Assignment - Could you copy out all the lines in the material below where the word "shortcut" occurs?

------------------------

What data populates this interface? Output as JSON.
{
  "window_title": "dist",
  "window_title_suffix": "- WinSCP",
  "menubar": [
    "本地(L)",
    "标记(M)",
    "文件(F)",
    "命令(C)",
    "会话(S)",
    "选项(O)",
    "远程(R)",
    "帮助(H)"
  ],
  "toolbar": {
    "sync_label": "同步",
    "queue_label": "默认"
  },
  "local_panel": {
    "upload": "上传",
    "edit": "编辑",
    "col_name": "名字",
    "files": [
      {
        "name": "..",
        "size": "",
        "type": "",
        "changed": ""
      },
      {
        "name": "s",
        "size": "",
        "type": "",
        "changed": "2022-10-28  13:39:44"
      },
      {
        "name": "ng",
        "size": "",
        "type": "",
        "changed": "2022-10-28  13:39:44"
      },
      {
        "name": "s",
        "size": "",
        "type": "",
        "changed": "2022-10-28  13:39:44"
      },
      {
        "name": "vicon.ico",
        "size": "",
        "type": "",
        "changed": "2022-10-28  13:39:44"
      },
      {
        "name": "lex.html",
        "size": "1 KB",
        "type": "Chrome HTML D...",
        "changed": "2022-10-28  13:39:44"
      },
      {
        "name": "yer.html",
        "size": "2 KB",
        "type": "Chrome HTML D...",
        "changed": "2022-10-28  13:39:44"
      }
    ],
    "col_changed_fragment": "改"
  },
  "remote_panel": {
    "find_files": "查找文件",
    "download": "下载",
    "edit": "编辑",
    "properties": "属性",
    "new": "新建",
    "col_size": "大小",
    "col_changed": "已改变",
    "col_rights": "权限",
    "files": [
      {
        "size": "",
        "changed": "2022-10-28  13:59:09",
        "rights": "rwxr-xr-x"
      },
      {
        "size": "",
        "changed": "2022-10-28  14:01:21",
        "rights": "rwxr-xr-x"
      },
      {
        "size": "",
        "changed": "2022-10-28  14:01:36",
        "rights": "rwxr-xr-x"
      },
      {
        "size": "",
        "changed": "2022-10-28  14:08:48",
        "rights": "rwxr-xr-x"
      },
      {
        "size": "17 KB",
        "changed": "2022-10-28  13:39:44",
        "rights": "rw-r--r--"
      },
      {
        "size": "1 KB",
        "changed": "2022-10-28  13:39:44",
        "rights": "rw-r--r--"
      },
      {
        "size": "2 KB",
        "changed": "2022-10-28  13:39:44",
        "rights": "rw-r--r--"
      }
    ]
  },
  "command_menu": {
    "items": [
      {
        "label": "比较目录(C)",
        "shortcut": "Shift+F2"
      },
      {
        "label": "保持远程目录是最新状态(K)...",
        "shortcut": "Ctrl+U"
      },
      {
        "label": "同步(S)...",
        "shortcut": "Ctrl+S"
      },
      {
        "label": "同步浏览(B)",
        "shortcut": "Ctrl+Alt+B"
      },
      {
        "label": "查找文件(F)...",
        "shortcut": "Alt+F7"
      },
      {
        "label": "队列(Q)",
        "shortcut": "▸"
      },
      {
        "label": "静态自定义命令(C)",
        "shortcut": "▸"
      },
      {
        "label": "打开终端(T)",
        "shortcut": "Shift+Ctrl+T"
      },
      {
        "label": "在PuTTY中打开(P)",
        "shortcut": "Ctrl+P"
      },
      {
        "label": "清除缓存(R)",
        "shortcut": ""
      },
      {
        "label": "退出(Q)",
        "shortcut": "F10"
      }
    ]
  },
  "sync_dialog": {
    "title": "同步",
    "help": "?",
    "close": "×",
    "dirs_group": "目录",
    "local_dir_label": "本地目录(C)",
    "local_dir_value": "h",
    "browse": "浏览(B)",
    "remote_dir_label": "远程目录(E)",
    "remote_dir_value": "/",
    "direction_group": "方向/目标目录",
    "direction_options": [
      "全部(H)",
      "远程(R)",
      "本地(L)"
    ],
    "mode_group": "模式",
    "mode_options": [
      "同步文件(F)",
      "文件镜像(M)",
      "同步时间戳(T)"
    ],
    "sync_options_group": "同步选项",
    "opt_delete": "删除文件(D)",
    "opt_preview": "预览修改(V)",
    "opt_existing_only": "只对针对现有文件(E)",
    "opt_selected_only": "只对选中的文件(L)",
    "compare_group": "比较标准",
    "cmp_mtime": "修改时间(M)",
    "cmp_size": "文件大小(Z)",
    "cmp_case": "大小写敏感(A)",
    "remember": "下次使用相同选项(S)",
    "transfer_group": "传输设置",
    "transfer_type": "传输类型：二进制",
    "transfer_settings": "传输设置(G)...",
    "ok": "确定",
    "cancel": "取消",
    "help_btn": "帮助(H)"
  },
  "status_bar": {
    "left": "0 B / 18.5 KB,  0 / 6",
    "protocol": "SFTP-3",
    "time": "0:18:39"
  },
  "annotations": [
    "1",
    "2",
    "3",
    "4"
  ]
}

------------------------

Solved exercise -
        "shortcut": "Shift+F2"
        "shortcut": "Ctrl+U"
        "shortcut": "Ctrl+S"
        "shortcut": "Ctrl+Alt+B"
        "shortcut": "Alt+F7"
        "shortcut": "▸"
        "shortcut": "▸"
        "shortcut": "Shift+Ctrl+T"
        "shortcut": "Ctrl+P"
        "shortcut": ""
        "shortcut": "F10"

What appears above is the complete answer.